> How to complete this task: Only the lines with the string "display" are needed; return each of them from the entries below.

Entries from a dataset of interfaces
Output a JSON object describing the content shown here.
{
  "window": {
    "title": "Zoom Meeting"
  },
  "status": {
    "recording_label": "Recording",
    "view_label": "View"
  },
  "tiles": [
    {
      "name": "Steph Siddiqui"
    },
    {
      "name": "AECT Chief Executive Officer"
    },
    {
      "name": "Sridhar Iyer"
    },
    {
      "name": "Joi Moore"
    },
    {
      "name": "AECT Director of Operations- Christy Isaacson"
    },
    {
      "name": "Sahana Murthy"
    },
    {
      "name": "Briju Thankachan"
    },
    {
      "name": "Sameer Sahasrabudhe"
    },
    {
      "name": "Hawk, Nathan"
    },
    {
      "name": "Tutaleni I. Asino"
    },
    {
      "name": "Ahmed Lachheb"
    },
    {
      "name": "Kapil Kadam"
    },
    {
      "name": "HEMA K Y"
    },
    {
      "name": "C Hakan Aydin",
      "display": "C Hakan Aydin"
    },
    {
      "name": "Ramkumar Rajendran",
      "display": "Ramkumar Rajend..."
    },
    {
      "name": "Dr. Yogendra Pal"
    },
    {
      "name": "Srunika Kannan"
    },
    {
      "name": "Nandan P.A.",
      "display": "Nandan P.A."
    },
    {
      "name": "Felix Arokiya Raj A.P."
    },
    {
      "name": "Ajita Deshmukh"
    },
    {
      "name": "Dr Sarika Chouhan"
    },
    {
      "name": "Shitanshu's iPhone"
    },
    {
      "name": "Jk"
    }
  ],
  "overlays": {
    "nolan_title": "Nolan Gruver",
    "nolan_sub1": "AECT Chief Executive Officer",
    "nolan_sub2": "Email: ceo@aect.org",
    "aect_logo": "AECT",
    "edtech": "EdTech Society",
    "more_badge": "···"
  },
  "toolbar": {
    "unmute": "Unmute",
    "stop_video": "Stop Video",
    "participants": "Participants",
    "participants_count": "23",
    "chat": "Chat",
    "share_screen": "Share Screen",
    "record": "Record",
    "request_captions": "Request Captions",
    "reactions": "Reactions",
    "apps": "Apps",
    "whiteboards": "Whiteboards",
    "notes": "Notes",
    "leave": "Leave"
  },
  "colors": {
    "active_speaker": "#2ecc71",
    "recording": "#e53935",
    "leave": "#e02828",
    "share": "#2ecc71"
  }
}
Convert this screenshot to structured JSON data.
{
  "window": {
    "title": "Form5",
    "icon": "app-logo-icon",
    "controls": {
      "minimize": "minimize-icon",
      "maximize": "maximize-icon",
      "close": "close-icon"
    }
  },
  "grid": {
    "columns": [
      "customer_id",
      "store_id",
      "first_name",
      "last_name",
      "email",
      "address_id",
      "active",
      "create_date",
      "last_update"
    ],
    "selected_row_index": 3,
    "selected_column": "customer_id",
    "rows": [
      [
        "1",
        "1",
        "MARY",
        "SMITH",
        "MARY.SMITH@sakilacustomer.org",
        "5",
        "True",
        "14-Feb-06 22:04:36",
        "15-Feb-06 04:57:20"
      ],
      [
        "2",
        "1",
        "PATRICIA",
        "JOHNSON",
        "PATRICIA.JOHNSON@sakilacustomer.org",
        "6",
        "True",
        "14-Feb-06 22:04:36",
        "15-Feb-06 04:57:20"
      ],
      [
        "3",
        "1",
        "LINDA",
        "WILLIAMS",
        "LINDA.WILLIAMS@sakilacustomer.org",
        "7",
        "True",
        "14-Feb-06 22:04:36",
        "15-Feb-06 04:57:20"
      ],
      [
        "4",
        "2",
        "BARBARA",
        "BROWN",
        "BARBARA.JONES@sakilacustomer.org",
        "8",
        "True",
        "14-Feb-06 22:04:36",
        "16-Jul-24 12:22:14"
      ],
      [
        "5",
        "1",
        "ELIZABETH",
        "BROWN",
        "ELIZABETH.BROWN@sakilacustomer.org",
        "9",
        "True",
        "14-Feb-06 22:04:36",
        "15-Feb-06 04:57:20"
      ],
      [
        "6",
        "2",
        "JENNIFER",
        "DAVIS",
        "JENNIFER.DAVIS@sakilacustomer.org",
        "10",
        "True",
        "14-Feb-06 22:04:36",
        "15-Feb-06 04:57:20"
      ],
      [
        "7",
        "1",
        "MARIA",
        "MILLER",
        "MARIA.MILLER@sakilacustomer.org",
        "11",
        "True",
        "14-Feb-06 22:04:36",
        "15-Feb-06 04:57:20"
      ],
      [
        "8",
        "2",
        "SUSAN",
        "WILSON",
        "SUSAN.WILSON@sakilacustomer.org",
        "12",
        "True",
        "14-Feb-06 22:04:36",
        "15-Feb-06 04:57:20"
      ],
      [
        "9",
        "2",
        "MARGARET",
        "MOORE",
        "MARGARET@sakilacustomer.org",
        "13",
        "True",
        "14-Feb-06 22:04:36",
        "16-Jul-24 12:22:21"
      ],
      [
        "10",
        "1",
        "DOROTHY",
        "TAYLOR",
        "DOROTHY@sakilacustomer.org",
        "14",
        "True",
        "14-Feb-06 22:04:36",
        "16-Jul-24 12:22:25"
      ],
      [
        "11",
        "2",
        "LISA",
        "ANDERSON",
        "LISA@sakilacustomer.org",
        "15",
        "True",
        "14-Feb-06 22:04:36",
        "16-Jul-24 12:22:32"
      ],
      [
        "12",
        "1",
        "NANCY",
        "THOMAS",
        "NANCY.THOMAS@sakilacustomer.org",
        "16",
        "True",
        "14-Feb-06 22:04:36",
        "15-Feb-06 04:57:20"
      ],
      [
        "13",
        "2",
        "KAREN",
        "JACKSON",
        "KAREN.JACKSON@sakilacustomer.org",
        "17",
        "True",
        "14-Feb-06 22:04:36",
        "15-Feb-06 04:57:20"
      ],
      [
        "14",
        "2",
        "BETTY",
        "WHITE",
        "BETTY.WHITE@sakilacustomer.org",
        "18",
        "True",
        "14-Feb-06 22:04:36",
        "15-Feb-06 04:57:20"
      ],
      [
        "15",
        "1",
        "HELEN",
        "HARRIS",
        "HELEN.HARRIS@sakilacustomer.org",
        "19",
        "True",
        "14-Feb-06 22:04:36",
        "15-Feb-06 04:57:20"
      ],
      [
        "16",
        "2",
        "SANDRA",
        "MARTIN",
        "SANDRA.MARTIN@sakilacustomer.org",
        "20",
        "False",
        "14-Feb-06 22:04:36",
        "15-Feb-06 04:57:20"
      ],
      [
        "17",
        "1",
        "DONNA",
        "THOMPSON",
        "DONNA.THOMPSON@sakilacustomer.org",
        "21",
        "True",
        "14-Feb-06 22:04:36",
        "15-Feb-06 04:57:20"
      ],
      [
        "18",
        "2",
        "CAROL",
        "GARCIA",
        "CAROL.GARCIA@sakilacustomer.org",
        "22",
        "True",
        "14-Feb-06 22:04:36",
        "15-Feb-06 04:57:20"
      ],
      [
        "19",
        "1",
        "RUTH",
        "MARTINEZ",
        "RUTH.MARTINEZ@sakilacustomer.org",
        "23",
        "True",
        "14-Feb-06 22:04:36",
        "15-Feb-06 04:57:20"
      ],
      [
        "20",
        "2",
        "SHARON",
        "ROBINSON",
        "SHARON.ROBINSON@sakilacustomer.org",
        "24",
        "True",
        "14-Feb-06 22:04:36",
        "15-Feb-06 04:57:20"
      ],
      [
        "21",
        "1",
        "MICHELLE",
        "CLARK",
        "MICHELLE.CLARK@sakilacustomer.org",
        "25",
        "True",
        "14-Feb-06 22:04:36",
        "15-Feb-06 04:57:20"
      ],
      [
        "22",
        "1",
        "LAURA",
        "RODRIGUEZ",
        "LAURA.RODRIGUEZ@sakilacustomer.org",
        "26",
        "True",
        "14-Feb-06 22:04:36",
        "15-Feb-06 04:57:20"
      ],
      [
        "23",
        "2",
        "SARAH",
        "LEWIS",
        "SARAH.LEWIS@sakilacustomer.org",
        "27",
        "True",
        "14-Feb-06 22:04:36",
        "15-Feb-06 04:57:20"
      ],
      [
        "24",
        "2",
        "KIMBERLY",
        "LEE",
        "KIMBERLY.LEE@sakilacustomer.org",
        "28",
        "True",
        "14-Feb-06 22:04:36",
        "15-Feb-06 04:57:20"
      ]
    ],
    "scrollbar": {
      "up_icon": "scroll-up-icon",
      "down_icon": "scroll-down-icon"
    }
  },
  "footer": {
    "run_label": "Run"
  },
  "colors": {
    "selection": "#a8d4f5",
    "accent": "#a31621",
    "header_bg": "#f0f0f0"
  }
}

> Exercise response:
      "display": "C Hakan Aydin"
      "display": "Ramkumar Rajend..."
      "display": "Nandan P.A."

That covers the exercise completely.